_THE RECORDS_:

◇ ◇ ◇ ◇ ◇ ◇ ◇

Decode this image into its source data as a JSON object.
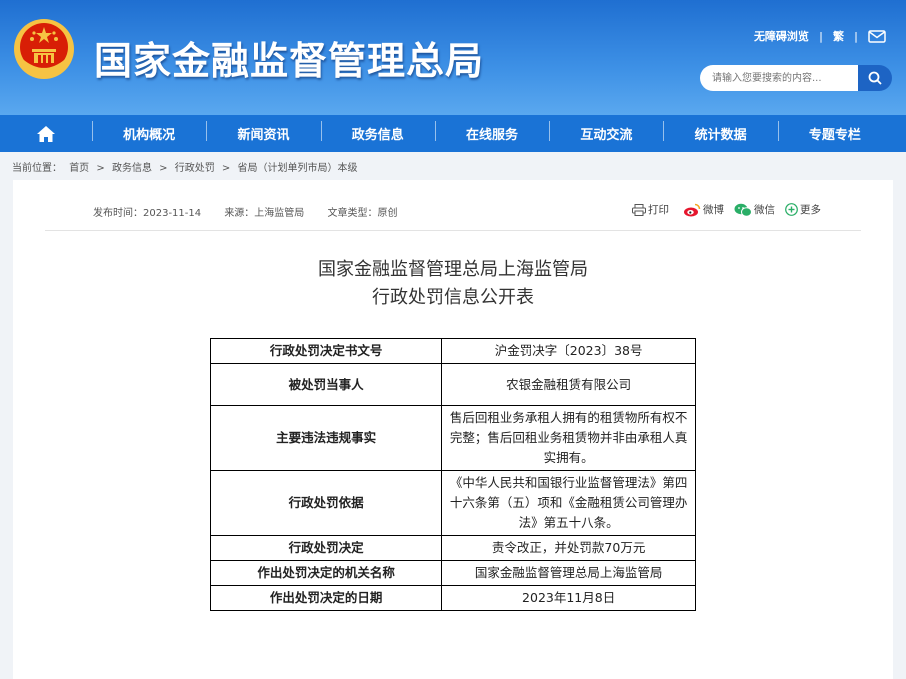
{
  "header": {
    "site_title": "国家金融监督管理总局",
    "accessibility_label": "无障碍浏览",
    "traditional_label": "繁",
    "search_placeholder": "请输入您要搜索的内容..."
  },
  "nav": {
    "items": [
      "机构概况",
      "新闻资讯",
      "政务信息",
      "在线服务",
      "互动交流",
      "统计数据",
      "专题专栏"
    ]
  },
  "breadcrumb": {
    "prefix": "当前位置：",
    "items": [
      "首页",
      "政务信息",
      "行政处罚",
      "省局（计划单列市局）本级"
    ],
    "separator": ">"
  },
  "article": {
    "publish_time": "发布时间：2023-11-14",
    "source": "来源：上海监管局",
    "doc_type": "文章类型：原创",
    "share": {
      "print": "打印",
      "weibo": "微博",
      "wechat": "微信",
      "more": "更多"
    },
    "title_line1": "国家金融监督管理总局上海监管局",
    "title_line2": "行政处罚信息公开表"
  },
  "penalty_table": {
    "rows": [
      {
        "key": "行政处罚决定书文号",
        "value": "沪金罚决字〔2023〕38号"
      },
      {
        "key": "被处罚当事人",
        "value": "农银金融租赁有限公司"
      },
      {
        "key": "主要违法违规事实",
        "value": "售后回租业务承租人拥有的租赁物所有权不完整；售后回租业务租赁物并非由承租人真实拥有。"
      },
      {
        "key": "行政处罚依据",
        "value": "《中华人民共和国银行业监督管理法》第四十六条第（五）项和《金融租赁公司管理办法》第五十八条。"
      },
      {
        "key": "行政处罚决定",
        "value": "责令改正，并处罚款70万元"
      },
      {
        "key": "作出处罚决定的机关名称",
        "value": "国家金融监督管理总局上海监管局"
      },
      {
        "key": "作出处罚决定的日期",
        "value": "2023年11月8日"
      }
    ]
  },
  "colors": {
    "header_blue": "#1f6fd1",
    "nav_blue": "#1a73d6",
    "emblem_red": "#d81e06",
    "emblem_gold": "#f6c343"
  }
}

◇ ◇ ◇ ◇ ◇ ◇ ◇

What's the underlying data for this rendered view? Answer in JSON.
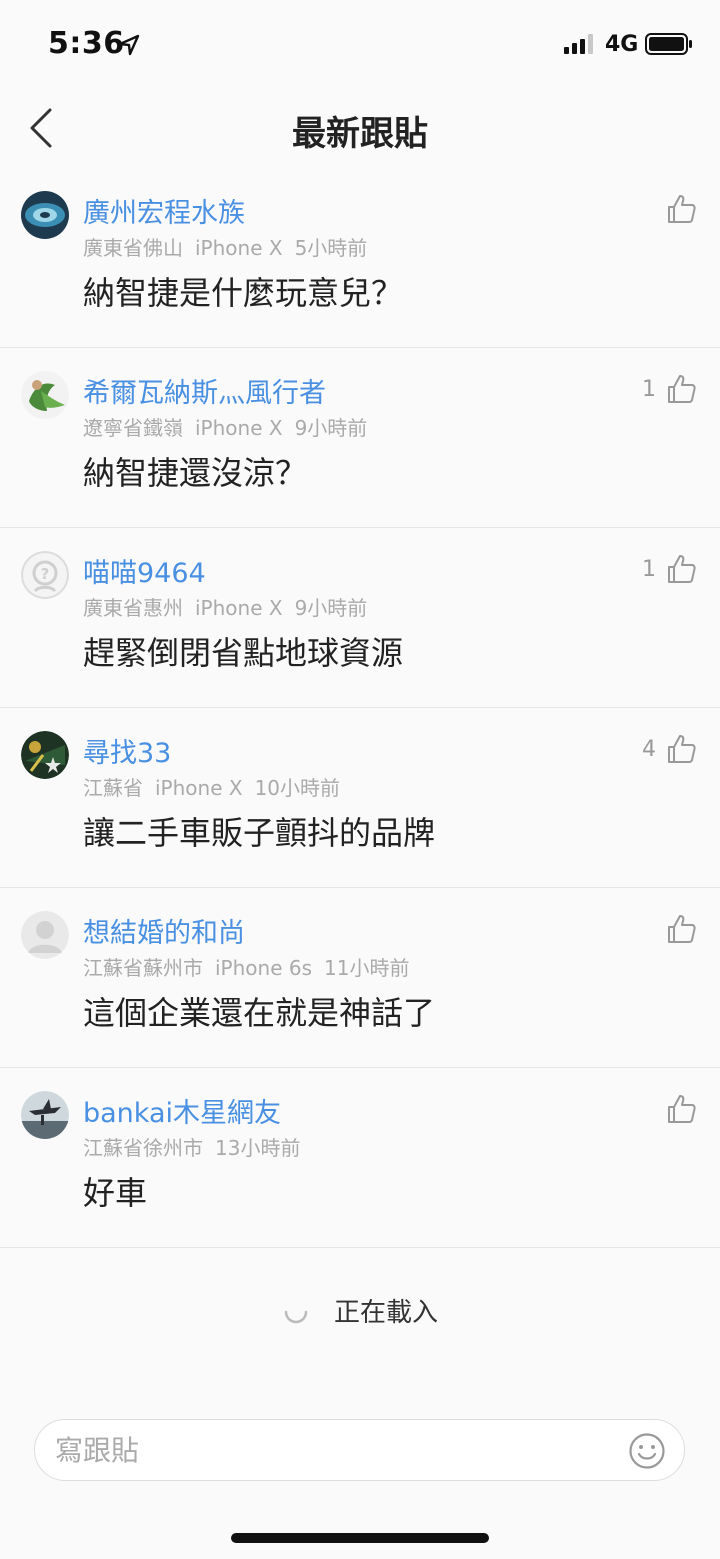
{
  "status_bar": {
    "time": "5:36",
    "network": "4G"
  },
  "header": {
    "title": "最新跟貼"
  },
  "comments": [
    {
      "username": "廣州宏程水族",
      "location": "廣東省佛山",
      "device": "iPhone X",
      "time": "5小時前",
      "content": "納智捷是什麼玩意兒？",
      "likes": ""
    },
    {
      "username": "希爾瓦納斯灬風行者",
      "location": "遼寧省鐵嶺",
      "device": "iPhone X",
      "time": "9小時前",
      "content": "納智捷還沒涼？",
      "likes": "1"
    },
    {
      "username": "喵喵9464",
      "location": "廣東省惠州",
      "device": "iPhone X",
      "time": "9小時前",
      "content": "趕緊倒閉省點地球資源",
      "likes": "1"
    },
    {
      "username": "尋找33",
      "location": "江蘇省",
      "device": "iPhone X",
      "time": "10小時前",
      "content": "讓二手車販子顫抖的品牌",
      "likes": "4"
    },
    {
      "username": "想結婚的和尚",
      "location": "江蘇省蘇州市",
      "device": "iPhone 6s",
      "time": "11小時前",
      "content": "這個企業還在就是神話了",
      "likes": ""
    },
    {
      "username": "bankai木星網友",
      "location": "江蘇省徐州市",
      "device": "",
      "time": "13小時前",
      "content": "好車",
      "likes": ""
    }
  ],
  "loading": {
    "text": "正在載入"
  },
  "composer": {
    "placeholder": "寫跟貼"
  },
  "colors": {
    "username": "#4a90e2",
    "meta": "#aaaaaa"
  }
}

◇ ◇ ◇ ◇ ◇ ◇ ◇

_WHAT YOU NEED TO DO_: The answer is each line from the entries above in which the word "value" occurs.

_ANSWER BELOW_:
        "value": "沪金罚决字〔2023〕38号"
        "value": "农银金融租赁有限公司"
        "value": "售后回租业务承租人拥有的租赁物所有权不完整；售后回租业务租赁物并非由承租人真实拥有。"
        "value": "《中华人民共和国银行业监督管理法》第四十六条第（五）项和《金融租赁公司管理办法》第五十八条。"
        "value": "责令改正，并处罚款70万元"
        "value": "国家金融监督管理总局上海监管局"
        "value": "2023年11月8日"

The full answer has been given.